▸ Record excerpts
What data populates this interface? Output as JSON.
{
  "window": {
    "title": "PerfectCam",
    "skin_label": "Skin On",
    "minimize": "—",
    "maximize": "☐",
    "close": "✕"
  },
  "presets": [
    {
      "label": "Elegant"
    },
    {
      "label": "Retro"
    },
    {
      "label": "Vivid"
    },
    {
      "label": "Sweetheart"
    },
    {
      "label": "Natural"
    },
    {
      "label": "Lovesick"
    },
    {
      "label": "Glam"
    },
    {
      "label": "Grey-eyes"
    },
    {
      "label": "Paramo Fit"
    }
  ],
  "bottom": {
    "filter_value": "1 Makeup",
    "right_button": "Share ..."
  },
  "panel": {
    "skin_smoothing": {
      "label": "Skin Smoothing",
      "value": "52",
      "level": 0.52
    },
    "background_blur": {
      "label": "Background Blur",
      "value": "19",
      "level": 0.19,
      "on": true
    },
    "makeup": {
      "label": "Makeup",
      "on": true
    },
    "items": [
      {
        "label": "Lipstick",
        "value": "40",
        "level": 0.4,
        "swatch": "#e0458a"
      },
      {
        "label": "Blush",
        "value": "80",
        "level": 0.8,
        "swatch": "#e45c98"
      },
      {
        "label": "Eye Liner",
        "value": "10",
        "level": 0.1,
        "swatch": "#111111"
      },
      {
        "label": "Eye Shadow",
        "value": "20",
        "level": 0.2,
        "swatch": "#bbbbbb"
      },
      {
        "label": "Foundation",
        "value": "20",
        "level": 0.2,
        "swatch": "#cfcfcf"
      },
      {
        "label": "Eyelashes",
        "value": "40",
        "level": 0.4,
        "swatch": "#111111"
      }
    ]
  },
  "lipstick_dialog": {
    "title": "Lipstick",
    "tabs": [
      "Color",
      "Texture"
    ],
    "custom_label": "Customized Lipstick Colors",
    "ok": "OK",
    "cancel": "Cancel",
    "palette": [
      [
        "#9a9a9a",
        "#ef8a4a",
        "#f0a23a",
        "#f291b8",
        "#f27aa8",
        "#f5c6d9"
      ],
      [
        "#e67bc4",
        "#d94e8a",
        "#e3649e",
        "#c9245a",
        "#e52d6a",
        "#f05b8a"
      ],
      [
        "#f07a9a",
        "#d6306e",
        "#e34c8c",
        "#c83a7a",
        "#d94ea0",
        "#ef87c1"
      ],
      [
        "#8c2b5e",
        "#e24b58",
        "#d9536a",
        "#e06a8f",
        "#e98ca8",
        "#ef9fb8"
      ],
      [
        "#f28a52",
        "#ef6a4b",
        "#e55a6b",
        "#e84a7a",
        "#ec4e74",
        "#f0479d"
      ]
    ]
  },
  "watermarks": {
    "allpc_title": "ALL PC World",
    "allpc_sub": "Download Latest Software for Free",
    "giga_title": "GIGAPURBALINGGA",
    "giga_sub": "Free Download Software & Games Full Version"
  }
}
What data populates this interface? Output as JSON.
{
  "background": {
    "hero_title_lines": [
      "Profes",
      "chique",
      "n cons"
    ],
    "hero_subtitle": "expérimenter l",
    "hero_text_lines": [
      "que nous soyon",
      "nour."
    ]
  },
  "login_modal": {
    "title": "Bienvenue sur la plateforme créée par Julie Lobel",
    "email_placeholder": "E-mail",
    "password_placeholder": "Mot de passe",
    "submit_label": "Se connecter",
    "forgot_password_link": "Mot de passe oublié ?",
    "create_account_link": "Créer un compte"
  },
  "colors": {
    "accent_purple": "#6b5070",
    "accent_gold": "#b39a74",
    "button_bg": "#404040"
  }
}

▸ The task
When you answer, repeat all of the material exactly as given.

▸ Solution to this exercise
What data populates this interface? Output as JSON.
{
  "window": {
    "title": "PerfectCam",
    "skin_label": "Skin On",
    "minimize": "—",
    "maximize": "☐",
    "close": "✕"
  },
  "presets": [
    {
      "label": "Elegant"
    },
    {
      "label": "Retro"
    },
    {
      "label": "Vivid"
    },
    {
      "label": "Sweetheart"
    },
    {
      "label": "Natural"
    },
    {
      "label": "Lovesick"
    },
    {
      "label": "Glam"
    },
    {
      "label": "Grey-eyes"
    },
    {
      "label": "Paramo Fit"
    }
  ],
  "bottom": {
    "filter_value": "1 Makeup",
    "right_button": "Share ..."
  },
  "panel": {
    "skin_smoothing": {
      "label": "Skin Smoothing",
      "value": "52",
      "level": 0.52
    },
    "background_blur": {
      "label": "Background Blur",
      "value": "19",
      "level": 0.19,
      "on": true
    },
    "makeup": {
      "label": "Makeup",
      "on": true
    },
    "items": [
      {
        "label": "Lipstick",
        "value": "40",
        "level": 0.4,
        "swatch": "#e0458a"
      },
      {
        "label": "Blush",
        "value": "80",
        "level": 0.8,
        "swatch": "#e45c98"
      },
      {
        "label": "Eye Liner",
        "value": "10",
        "level": 0.1,
        "swatch": "#111111"
      },
      {
        "label": "Eye Shadow",
        "value": "20",
        "level": 0.2,
        "swatch": "#bbbbbb"
      },
      {
        "label": "Foundation",
        "value": "20",
        "level": 0.2,
        "swatch": "#cfcfcf"
      },
      {
        "label": "Eyelashes",
        "value": "40",
        "level": 0.4,
        "swatch": "#111111"
      }
    ]
  },
  "lipstick_dialog": {
    "title": "Lipstick",
    "tabs": [
      "Color",
      "Texture"
    ],
    "custom_label": "Customized Lipstick Colors",
    "ok": "OK",
    "cancel": "Cancel",
    "palette": [
      [
        "#9a9a9a",
        "#ef8a4a",
        "#f0a23a",
        "#f291b8",
        "#f27aa8",
        "#f5c6d9"
      ],
      [
        "#e67bc4",
        "#d94e8a",
        "#e3649e",
        "#c9245a",
        "#e52d6a",
        "#f05b8a"
      ],
      [
        "#f07a9a",
        "#d6306e",
        "#e34c8c",
        "#c83a7a",
        "#d94ea0",
        "#ef87c1"
      ],
      [
        "#8c2b5e",
        "#e24b58",
        "#d9536a",
        "#e06a8f",
        "#e98ca8",
        "#ef9fb8"
      ],
      [
        "#f28a52",
        "#ef6a4b",
        "#e55a6b",
        "#e84a7a",
        "#ec4e74",
        "#f0479d"
      ]
    ]
  },
  "watermarks": {
    "allpc_title": "ALL PC World",
    "allpc_sub": "Download Latest Software for Free",
    "giga_title": "GIGAPURBALINGGA",
    "giga_sub": "Free Download Software & Games Full Version"
  }
}
What data populates this interface? Output as JSON.
{
  "background": {
    "hero_title_lines": [
      "Profes",
      "chique",
      "n cons"
    ],
    "hero_subtitle": "expérimenter l",
    "hero_text_lines": [
      "que nous soyon",
      "nour."
    ]
  },
  "login_modal": {
    "title": "Bienvenue sur la plateforme créée par Julie Lobel",
    "email_placeholder": "E-mail",
    "password_placeholder": "Mot de passe",
    "submit_label": "Se connecter",
    "forgot_password_link": "Mot de passe oublié ?",
    "create_account_link": "Créer un compte"
  },
  "colors": {
    "accent_purple": "#6b5070",
    "accent_gold": "#b39a74",
    "button_bg": "#404040"
  }
}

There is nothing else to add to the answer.